A prominent state education group has recalled an online report that presented the number and percentage of schools that states have identified as needing improvement under the No Child Left Behind Act.
Saying that journalists had used the data to make “unwarranted negative assessments” of the quality of states’ schools, the Education Commission of the States said in a widely distributed e-mail on March 31 that it had removed the six-page document from its Web site and wouldn’t distribute it further.
The document warned against judging states based on the number and percentage of schools failing to make adequate yearly progress, or AYP, under the federal law. But the disclaimer didn’t explain specifically that judging the quality of state school systems by comparing the data isn’t valid because each state sets its own AYP standards.
Though ECS officials said the data were accurate, they withdrew the report because of the way the information was being interpreted.
“What I felt was not there, was the correct interpretation of what [the numbers] meant,” Piedad F. Robertson, the president of the bipartisan, Denver-based clearinghouse on state education policies said in an interview last week.
The incident is the latest example of the way newly accessible data are changing how the public views schools. It also demonstrates why state officials are wary of efforts that produce state-by-state data on student achievement.
For example, a new Web site produced by Standard & Poor’s and state officials allows users to compare schools’ student-achievement data within their own states. That kind of comparison is valid, state officials say, because those schools administer the same tests and are expected to hold students to the same standards. (“Online Tools For Sizing Up Schools Debut,” March 30, 2005.)
But if the site’s users want to compare a state’s student achievement with another state’s, they are able to look only at scores on the National Assessment of Educational Progress and college-entrance exams—the only testing programs given in every state.
The ECS report, which was released online last month, documented the number and percentage of schools in every state that are in various stages of school improvement under the federal law. Those stages range from the mandate that schools in the first year of an improvement plan offer students a transfer to another public school, to the implementation of a state-approved school improvement plan in the fifth year.
The data were presented in a state-by-state table at the end of the report.
The report explained that the numbers and percentages of schools not making AYP vary between states because of a variety of differences in the ways states are implementing the 3-year-old law, a reauthorization of the Elementary and Secondary Education Act. It said states’ standards differ, as do the difficulty of their tests and their short-term goals for making adequate progress.
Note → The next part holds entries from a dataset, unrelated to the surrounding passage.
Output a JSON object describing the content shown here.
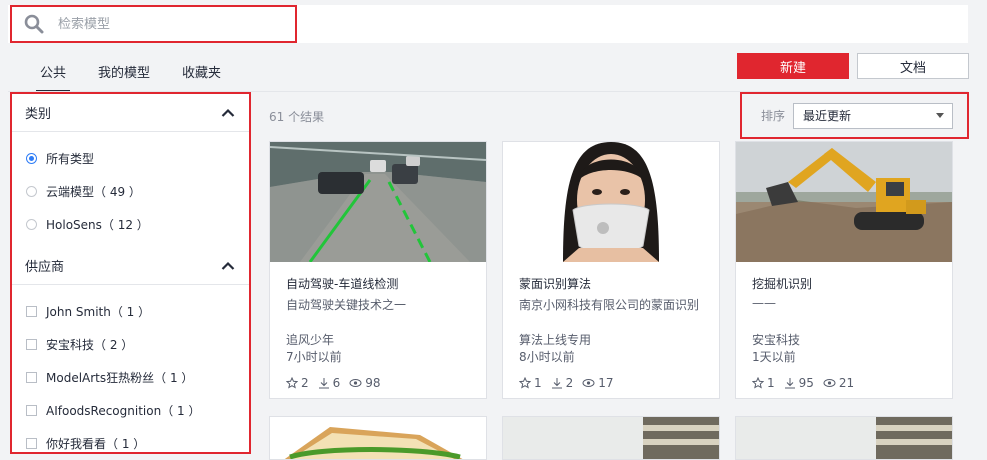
{
  "search": {
    "placeholder": "检索模型"
  },
  "tabs": [
    {
      "label": "公共",
      "active": true
    },
    {
      "label": "我的模型",
      "active": false
    },
    {
      "label": "收藏夹",
      "active": false
    }
  ],
  "actions": {
    "new_label": "新建",
    "docs_label": "文档",
    "accent": "#e0262f"
  },
  "sidebar": {
    "category": {
      "title": "类别",
      "options": [
        {
          "label": "所有类型",
          "selected": true
        },
        {
          "label": "云端模型（ 49 ）",
          "selected": false
        },
        {
          "label": "HoloSens（ 12 ）",
          "selected": false
        }
      ]
    },
    "vendor": {
      "title": "供应商",
      "options": [
        {
          "label": "John Smith（ 1 ）"
        },
        {
          "label": "安宝科技（ 2 ）"
        },
        {
          "label": "ModelArts狂热粉丝（ 1 ）"
        },
        {
          "label": "AIfoodsRecognition（ 1 ）"
        },
        {
          "label": "你好我看看（ 1 ）"
        }
      ]
    }
  },
  "results": {
    "count_label": "61 个结果",
    "sort_label": "排序",
    "sort_value": "最近更新"
  },
  "cards": [
    {
      "title": "自动驾驶-车道线检测",
      "desc": "自动驾驶关键技术之一",
      "author": "追风少年",
      "time": "7小时以前",
      "stars": "2",
      "downloads": "6",
      "views": "98"
    },
    {
      "title": "蒙面识别算法",
      "desc": "南京小网科技有限公司的蒙面识别",
      "author": "算法上线专用",
      "time": "8小时以前",
      "stars": "1",
      "downloads": "2",
      "views": "17"
    },
    {
      "title": "挖掘机识别",
      "desc": "——",
      "author": "安宝科技",
      "time": "1天以前",
      "stars": "1",
      "downloads": "95",
      "views": "21"
    }
  ]
}
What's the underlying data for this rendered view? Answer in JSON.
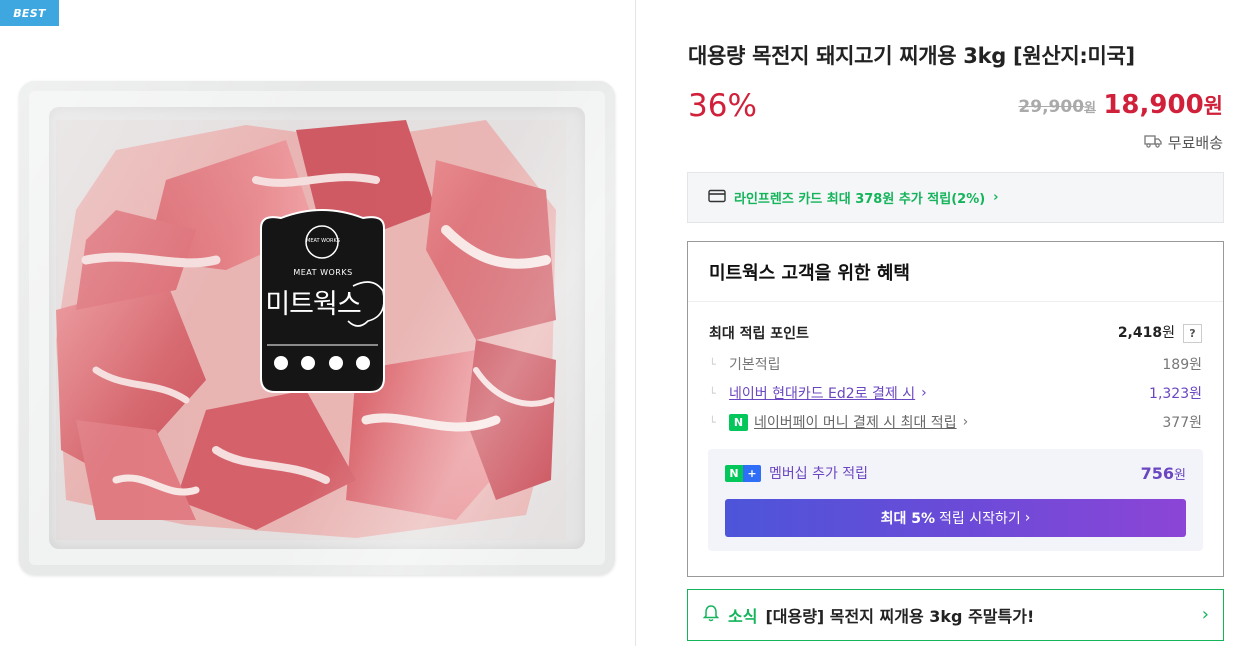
{
  "badge": "BEST",
  "product": {
    "title": "대용량 목전지 돼지고기 찌개용 3kg [원산지:미국]",
    "discount": "36%",
    "original_price": "29,900",
    "original_unit": "원",
    "price": "18,900",
    "price_unit": "원",
    "shipping": "무료배송"
  },
  "package_label": {
    "brand_en": "MEAT WORKS",
    "brand_ko": "미트웍스",
    "seal_text": "MEAT WORKS"
  },
  "card_promo": "라인프렌즈 카드 최대 378원 추가 적립(2%)",
  "benefits": {
    "title": "미트웍스 고객을 위한 혜택",
    "max_points_label": "최대 적립 포인트",
    "max_points_value": "2,418",
    "max_points_unit": "원",
    "help": "?",
    "rows": [
      {
        "label": "기본적립",
        "value": "189원"
      },
      {
        "label": "네이버 현대카드 Ed2로 결제 시",
        "value": "1,323원"
      },
      {
        "label": "네이버페이 머니 결제 시 최대 적립",
        "value": "377원"
      }
    ],
    "npay_icon_text": "N",
    "membership": {
      "label": "멤버십 추가 적립",
      "value": "756",
      "unit": "원",
      "n": "N",
      "plus": "+"
    },
    "cta_strong": "최대 5%",
    "cta_rest": "적립 시작하기"
  },
  "news": {
    "tag": "소식",
    "text": "[대용량] 목전지 찌개용 3kg 주말특가!"
  },
  "colors": {
    "accent_red": "#d0203a",
    "naver_green": "#14b45b",
    "purple": "#6b46c1"
  }
}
But some journalists glossed over such warnings in their reporting, ECS officials said.
In Hawaii, for example, the Honolulu Star-Bulletin ran a story headlined: “Isle Schools Fare the Worst.” The story highlighted the ECS report’s finding that 10 percent of Hawaii’s schools were in their fifth and last year of needing improvement—the highest percentage in the nation.
Hawaii has 28 of its 284 schools at that stage because it has set ambitious AYP targets, a state spokesman said. It was unfair to label the state’s schools as the worst in the nation because those schools might actually have higher student achievement than in states with lower AYP goals, said Greg Knudsen, the spokesman for the state department of education.
State-to-state comparisons of AYP numbers are unfair “because states have such different standards and different timetables,” Mr. Knudsen said.
In the only other news story cited by ECS officials, a March 29 story in the Arkansas Democrat-Gazette said Arkansas “has some of the highest percentages in the nation of public schools categorized as academically troubled.”
Two days later, an editorial said the report gives “Arkansas its usual, bottom-feeder ranking” on school quality.
The information collected does include worthwhile data, Mr. Knudsen of the Hawaii education department and Todd Ziebarth, the author of the report, agreed.
State officials could look at the number of schools each state is identifying as failing to achieve AYP, said Mr. Ziebarth, a policy analyst for Augenblick, Palaich and Associates, a Denver-based consulting firm that conducted the research for the ECS.
In doing so, he suggested, they can determine if they are labeling too many or too few schools as not reaching their goals. He said states also could find other states that have had experience with the interventions available for schools needing help, such as restructuring of those schools’ programs and staffs. “It helps to provoke states to think about how their system compares to others,” he said.
But Ms. Robertson said that while such information is useful, the ECS plans to produce reports that highlight states’ progress in complying with the law.
“What we need to concentrate on is working with every individual state,” said Ms. Robertson, a former president of Santa Monica College near Los Angeles who became president of the ECS Feb. 1.